Living in DC among the educationally and monetarily privileged is often a disconcerting feeling. Friends and acquaintances hold degrees from reputable universities and colleges, frequently more than one. At times, I must admit I feel as though I missed out on something important. Often I believe that my own academic career was inferior. As is often the case in many situations, my self-admitted inferiority complex turns to resentment in a snap of the fingers. I recognize this is not an especially fair notion to hold, but instant emotional responses are not always rational. One might call it a particularly commonplace chip on the shoulder.

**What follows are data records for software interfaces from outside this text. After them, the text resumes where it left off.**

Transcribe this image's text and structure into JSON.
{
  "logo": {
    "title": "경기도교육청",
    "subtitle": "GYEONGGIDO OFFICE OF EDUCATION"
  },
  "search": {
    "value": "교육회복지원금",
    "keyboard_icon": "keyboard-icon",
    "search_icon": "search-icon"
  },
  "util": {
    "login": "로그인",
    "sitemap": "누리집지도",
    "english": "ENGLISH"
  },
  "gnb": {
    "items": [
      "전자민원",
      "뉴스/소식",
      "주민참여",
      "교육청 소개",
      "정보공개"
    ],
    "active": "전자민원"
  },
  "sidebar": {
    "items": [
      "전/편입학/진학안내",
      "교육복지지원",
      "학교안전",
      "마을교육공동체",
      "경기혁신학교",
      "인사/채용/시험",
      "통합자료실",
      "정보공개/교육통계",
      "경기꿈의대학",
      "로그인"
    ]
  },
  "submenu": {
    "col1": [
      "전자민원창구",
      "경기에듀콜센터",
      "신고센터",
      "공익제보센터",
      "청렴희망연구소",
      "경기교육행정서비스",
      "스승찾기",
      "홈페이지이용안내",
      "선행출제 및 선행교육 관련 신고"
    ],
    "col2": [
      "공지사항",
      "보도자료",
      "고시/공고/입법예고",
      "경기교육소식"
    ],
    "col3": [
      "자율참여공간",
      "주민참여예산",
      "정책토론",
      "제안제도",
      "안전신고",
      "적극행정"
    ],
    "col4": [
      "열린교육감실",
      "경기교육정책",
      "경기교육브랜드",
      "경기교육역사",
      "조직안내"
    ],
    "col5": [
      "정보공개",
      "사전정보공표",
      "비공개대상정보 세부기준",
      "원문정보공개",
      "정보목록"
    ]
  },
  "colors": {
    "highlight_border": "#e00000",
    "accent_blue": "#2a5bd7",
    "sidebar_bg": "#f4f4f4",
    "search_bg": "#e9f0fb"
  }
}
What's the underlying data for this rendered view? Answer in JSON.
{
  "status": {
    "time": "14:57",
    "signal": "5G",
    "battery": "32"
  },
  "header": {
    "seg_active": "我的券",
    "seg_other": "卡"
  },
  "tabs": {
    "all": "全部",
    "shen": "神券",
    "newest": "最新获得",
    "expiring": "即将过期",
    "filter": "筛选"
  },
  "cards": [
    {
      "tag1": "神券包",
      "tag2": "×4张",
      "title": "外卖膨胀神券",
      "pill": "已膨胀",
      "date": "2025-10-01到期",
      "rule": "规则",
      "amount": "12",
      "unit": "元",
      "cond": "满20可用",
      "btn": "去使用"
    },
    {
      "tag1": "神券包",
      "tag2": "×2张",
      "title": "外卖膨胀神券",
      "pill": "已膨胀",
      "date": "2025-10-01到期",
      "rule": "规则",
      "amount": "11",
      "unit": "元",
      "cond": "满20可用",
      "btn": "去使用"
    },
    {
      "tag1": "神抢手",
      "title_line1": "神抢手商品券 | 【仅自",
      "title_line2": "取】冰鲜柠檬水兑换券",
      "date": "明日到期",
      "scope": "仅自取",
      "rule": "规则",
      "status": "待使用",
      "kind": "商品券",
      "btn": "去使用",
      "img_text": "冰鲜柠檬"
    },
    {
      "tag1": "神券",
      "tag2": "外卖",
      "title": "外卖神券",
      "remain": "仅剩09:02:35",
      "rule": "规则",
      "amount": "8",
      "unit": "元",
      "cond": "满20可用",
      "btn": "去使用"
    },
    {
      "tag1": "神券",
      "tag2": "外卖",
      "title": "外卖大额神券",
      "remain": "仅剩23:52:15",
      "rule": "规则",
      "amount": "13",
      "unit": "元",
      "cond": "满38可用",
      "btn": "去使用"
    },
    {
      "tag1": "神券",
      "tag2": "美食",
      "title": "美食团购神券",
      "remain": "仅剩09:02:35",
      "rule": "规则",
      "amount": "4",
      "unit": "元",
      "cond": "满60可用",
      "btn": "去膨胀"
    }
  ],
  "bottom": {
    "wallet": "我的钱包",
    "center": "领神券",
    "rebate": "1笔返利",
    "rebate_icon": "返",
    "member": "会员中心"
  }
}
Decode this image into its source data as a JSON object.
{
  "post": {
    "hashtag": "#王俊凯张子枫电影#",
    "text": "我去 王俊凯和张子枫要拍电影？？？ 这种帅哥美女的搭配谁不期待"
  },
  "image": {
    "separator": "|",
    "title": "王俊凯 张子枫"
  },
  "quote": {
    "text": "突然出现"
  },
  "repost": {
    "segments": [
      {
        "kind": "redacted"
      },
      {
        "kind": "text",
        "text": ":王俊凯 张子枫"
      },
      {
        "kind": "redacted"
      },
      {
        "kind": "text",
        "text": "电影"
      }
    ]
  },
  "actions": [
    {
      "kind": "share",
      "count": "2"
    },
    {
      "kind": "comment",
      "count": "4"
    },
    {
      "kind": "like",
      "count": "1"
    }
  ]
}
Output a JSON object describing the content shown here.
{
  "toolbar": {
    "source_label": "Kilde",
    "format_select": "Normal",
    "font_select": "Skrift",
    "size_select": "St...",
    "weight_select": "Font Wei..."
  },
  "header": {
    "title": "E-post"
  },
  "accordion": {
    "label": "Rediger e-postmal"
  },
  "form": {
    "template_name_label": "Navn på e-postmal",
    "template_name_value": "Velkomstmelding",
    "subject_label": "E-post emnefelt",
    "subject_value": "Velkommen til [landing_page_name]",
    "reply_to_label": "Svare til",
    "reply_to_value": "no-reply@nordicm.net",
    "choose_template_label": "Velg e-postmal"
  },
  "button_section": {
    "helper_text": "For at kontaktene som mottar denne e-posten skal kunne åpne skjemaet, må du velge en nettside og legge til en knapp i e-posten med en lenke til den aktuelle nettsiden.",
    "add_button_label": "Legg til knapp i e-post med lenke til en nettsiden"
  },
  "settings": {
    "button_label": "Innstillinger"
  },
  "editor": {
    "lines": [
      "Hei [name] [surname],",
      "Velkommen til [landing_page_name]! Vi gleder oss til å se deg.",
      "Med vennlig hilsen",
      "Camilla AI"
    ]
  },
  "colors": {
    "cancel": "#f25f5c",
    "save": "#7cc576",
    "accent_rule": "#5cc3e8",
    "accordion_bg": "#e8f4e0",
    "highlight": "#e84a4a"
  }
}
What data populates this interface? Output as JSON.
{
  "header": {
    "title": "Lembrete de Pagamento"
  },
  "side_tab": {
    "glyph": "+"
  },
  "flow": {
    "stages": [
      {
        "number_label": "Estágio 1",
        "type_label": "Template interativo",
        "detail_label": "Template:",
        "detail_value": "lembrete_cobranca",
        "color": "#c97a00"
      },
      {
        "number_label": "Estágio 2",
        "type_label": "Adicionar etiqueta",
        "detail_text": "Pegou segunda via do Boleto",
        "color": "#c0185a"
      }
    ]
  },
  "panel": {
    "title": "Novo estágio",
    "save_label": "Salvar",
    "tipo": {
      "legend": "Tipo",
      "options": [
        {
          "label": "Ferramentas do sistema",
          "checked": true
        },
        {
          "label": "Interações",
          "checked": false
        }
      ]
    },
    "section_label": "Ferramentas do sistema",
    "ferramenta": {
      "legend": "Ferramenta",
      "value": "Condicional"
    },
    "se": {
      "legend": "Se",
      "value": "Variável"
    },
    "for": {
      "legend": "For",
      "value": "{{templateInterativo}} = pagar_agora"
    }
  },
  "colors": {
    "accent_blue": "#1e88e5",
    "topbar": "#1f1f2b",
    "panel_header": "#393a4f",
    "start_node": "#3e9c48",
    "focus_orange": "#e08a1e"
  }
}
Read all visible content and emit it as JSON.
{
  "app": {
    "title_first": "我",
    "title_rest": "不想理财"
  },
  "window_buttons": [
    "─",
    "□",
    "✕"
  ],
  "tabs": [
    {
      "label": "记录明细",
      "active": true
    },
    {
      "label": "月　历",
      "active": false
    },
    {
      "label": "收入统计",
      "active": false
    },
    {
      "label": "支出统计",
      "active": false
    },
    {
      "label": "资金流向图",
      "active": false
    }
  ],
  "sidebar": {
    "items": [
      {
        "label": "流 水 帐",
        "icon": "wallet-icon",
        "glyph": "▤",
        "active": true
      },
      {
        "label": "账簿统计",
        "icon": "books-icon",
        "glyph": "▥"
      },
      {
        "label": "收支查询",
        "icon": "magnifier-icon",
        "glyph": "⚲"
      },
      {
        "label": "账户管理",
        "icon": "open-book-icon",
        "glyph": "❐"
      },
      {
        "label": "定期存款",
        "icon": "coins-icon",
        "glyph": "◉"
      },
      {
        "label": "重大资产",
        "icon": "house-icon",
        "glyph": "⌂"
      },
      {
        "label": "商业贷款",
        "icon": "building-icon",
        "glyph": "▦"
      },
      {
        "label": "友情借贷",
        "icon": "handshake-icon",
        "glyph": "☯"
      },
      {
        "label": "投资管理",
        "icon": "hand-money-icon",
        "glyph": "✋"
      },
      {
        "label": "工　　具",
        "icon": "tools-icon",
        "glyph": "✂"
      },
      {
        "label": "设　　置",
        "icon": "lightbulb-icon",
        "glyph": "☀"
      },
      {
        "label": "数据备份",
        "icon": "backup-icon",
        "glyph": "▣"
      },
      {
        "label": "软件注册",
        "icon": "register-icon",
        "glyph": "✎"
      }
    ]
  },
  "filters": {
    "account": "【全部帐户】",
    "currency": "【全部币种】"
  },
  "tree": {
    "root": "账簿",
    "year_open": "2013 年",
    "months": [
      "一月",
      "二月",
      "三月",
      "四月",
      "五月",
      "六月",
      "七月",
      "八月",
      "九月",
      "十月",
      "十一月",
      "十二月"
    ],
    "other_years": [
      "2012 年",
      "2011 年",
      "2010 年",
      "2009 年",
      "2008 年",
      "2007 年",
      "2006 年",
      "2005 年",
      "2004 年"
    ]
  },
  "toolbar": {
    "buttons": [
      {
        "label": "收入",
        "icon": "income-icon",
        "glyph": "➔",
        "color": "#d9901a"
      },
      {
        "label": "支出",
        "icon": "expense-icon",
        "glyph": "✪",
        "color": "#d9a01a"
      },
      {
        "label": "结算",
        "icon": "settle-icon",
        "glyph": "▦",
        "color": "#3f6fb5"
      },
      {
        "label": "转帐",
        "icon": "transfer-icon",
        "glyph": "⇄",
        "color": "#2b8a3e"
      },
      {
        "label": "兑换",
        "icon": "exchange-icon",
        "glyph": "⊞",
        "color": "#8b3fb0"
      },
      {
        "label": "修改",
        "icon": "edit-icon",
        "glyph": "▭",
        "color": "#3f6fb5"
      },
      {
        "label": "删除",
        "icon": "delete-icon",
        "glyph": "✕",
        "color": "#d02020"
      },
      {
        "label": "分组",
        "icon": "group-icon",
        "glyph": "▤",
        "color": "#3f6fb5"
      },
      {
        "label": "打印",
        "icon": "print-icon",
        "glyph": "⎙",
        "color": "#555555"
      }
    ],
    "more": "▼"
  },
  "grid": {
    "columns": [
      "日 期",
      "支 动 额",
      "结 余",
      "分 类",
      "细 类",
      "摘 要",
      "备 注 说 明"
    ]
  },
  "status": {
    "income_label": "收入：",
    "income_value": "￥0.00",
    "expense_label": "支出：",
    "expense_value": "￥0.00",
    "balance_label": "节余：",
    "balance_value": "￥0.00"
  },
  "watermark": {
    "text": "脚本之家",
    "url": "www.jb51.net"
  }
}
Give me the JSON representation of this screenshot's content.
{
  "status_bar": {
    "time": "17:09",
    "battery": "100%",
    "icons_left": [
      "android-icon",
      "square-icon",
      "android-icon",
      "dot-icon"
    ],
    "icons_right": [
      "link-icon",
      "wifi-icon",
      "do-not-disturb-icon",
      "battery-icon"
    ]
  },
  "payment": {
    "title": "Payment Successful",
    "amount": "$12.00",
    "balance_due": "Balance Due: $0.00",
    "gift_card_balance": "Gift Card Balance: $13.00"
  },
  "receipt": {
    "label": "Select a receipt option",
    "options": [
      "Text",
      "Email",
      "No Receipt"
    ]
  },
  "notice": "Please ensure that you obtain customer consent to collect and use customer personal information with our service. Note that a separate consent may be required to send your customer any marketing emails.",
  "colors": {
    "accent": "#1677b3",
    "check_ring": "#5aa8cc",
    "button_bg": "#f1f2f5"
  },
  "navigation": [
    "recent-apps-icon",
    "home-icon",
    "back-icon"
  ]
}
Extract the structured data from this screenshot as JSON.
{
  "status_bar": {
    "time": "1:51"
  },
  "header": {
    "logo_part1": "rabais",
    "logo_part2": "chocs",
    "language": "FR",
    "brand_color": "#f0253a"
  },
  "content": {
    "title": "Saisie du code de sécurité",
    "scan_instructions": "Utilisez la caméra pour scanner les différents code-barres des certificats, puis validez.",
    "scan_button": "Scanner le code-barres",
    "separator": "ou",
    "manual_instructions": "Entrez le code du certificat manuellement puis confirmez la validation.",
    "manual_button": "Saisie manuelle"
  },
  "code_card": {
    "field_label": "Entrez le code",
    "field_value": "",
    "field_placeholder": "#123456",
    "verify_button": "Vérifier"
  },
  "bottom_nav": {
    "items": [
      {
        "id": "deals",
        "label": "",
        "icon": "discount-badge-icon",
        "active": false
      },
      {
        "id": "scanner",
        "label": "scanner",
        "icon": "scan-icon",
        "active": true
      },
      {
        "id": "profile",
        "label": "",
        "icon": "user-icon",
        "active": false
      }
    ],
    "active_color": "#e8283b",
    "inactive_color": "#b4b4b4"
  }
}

Until halfway through high school, I was on a track to win a scholarship to a prestigious school. Many who knew me back then assumed that outcome was all but assured. But I got sick, really sick. For the first time, I suffered with long-lasting and serious periods of depression. Because of the severity of the symptoms, frequent hospitalization became almost a way of life. My GPA plummeted and by the time I limped across the finish line, the only options available to me were in Alabama. I sensibly enrolled in a state school close to home, where I could be close to my doctors. It was a smart decision, but one that killed a little bit of my spirit.
I began my undergraduate career in a school with very few women’s studies classes and approximately one class in queer theory. We’ve often talked about the real world value of such majors and minors, when they are even available. That’s not exactly where I’m going with this post. Had there been more options to me, I know I would have deliberately left electives open specifically for the purpose. I am envious of the programs across the country that provide ample classes in women’s studies, gender studies, or queer studies. The anxious masculinity which often attempts to manifest itself had quite a hold on me in a younger year. I have pondered since then whether I might have reached conclusions earlier I only achieved relatively recently. I realize that I was struggling with my own concept of masculinity and it took years of self-examination to really begin to find some peace of mind.
At times I observe the behavior of certain men on feminist websites or on feminist topics, usually in the comment sections. There would have been a time where I would have conceded many a straw man argument. I might have even agreed with a particularly irrelevant hairsplitting point, feeling my own masculinity somehow under attack. The violently misogynist commenters are very different. The ones who use violent language to express their feelings of insecurity and rejection have never won anything but my contempt. They should probably win my eventual sympathy, but I’m afraid I’m not quite there yet. It is ones who are only a few degrees away from greater understanding who often linger in my thoughts.
I am speaking of class distinctions here to some extent. Simple economics are partially a result, though other factors dictate how any culture or sub-culture perceives that men ought to act or ought to present their feelings. There must be a group mentality in place that provides men the ability to be vulnerable and examine masculinity as a gender construct, not as irrefutable fact. As it stands now, the available educational resources are frustratingly limited in scope. As limited as they are for women and deconstructing gender, they are even more so for men. I don’t mean to talk about men as some singular entity. Men are different from each other, very different, even if gender roles insist to the contrary. Some men will naturally be inclined to look outside the gender box and others will not.
Often we express no small indignation when women’s reproductive rights are infringed, particularly by proposed legislation. I am, of course, referring to Mississippi’s recently failed ballot initiative here. While I am frustrated at those who wanted to define an embryo as a person, I do also understand their chip on the shoulder attitudes. It is an attitude of the unheard, the financially impoverished, and the automatically disqualified because of a lack of privilege. It is a perspective of those who went to Ole Miss, Mississippi State, or Southern Miss, not Columbia, Rutgers, or the University of Chicago. It is peculiar that while we may entertain anti-intellectual views, we still value higher education as a basic social value. We have a love/hate relationship with education in this country and we may always have.
And it isn’t until we seriously close a gap in basic economic inequality that these resentments will subside. I grew up eating fast food on a consistent basis, for example. Many of the people with whom I now associate find this disgusting. They were raised by exacting, exceptionally health conscious parents. But often lacking adequate economic resources and possessing a very different cultural mindset, no one finds anything wrong with a diet full of starch and saturated fat. It is this disconnect that does not create understanding, instead those who oppose us are mysterious. There is nothing quite as offensive as that which we cannot understand.